> [WHAT YOU HAVE TO DO]: Please repeat the data exactly, leaving nothing out.

> [DATA SUPPLIED]:

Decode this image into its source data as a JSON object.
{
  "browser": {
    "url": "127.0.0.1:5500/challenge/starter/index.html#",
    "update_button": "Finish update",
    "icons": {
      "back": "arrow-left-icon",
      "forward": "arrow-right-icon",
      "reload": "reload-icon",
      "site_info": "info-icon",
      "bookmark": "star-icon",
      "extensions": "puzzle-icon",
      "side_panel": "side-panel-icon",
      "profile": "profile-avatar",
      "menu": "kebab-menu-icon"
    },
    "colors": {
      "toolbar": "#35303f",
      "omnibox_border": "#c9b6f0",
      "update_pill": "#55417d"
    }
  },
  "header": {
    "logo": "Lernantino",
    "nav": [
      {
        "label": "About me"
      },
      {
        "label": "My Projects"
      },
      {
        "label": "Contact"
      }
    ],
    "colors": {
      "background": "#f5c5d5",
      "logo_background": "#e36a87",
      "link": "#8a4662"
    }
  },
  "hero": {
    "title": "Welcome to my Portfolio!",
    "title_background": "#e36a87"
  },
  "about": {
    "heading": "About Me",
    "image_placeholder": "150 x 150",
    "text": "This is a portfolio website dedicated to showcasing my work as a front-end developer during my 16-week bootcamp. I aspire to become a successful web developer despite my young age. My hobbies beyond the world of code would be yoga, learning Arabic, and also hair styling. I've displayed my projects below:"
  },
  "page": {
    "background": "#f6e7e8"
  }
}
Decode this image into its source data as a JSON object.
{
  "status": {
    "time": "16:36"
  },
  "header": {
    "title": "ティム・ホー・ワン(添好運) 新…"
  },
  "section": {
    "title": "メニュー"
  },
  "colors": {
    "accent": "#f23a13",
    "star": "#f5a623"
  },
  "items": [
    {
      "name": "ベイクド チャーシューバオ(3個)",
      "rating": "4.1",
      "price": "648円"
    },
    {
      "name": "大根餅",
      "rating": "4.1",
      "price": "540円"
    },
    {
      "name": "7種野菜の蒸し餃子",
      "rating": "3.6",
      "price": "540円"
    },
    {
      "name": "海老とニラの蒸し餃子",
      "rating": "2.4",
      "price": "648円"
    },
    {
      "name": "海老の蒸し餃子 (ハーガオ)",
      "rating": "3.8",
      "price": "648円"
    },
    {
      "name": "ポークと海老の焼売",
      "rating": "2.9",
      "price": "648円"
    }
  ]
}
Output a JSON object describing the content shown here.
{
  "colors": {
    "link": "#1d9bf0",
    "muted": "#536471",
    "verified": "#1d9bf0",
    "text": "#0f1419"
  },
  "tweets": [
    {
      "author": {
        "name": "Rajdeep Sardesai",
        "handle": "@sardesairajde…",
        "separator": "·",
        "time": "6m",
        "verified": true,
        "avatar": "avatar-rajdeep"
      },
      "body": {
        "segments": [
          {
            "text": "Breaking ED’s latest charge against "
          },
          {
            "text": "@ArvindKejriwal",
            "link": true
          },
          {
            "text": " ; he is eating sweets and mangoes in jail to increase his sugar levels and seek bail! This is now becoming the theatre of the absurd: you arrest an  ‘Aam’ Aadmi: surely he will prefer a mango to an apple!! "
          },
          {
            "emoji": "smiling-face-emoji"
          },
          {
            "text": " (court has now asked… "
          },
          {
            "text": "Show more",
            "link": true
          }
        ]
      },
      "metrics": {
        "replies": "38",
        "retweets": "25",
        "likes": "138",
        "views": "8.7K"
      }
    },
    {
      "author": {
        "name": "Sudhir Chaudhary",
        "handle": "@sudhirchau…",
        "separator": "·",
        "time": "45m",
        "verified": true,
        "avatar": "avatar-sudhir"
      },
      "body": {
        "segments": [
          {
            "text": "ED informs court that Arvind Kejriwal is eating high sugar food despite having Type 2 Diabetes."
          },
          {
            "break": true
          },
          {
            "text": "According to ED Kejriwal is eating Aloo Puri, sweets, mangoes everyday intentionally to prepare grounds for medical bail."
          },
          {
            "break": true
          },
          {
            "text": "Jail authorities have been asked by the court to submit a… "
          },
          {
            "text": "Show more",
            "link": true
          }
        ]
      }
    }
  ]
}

> [ANSWER AREA]:
Decode this image into its source data as a JSON object.
{
  "browser": {
    "url": "127.0.0.1:5500/challenge/starter/index.html#",
    "update_button": "Finish update",
    "icons": {
      "back": "arrow-left-icon",
      "forward": "arrow-right-icon",
      "reload": "reload-icon",
      "site_info": "info-icon",
      "bookmark": "star-icon",
      "extensions": "puzzle-icon",
      "side_panel": "side-panel-icon",
      "profile": "profile-avatar",
      "menu": "kebab-menu-icon"
    },
    "colors": {
      "toolbar": "#35303f",
      "omnibox_border": "#c9b6f0",
      "update_pill": "#55417d"
    }
  },
  "header": {
    "logo": "Lernantino",
    "nav": [
      {
        "label": "About me"
      },
      {
        "label": "My Projects"
      },
      {
        "label": "Contact"
      }
    ],
    "colors": {
      "background": "#f5c5d5",
      "logo_background": "#e36a87",
      "link": "#8a4662"
    }
  },
  "hero": {
    "title": "Welcome to my Portfolio!",
    "title_background": "#e36a87"
  },
  "about": {
    "heading": "About Me",
    "image_placeholder": "150 x 150",
    "text": "This is a portfolio website dedicated to showcasing my work as a front-end developer during my 16-week bootcamp. I aspire to become a successful web developer despite my young age. My hobbies beyond the world of code would be yoga, learning Arabic, and also hair styling. I've displayed my projects below:"
  },
  "page": {
    "background": "#f6e7e8"
  }
}
Decode this image into its source data as a JSON object.
{
  "status": {
    "time": "16:36"
  },
  "header": {
    "title": "ティム・ホー・ワン(添好運) 新…"
  },
  "section": {
    "title": "メニュー"
  },
  "colors": {
    "accent": "#f23a13",
    "star": "#f5a623"
  },
  "items": [
    {
      "name": "ベイクド チャーシューバオ(3個)",
      "rating": "4.1",
      "price": "648円"
    },
    {
      "name": "大根餅",
      "rating": "4.1",
      "price": "540円"
    },
    {
      "name": "7種野菜の蒸し餃子",
      "rating": "3.6",
      "price": "540円"
    },
    {
      "name": "海老とニラの蒸し餃子",
      "rating": "2.4",
      "price": "648円"
    },
    {
      "name": "海老の蒸し餃子 (ハーガオ)",
      "rating": "3.8",
      "price": "648円"
    },
    {
      "name": "ポークと海老の焼売",
      "rating": "2.9",
      "price": "648円"
    }
  ]
}
Output a JSON object describing the content shown here.
{
  "colors": {
    "link": "#1d9bf0",
    "muted": "#536471",
    "verified": "#1d9bf0",
    "text": "#0f1419"
  },
  "tweets": [
    {
      "author": {
        "name": "Rajdeep Sardesai",
        "handle": "@sardesairajde…",
        "separator": "·",
        "time": "6m",
        "verified": true,
        "avatar": "avatar-rajdeep"
      },
      "body": {
        "segments": [
          {
            "text": "Breaking ED’s latest charge against "
          },
          {
            "text": "@ArvindKejriwal",
            "link": true
          },
          {
            "text": " ; he is eating sweets and mangoes in jail to increase his sugar levels and seek bail! This is now becoming the theatre of the absurd: you arrest an  ‘Aam’ Aadmi: surely he will prefer a mango to an apple!! "
          },
          {
            "emoji": "smiling-face-emoji"
          },
          {
            "text": " (court has now asked… "
          },
          {
            "text": "Show more",
            "link": true
          }
        ]
      },
      "metrics": {
        "replies": "38",
        "retweets": "25",
        "likes": "138",
        "views": "8.7K"
      }
    },
    {
      "author": {
        "name": "Sudhir Chaudhary",
        "handle": "@sudhirchau…",
        "separator": "·",
        "time": "45m",
        "verified": true,
        "avatar": "avatar-sudhir"
      },
      "body": {
        "segments": [
          {
            "text": "ED informs court that Arvind Kejriwal is eating high sugar food despite having Type 2 Diabetes."
          },
          {
            "break": true
          },
          {
            "text": "According to ED Kejriwal is eating Aloo Puri, sweets, mangoes everyday intentionally to prepare grounds for medical bail."
          },
          {
            "break": true
          },
          {
            "text": "Jail authorities have been asked by the court to submit a… "
          },
          {
            "text": "Show more",
            "link": true
          }
        ]
      }
    }
  ]
}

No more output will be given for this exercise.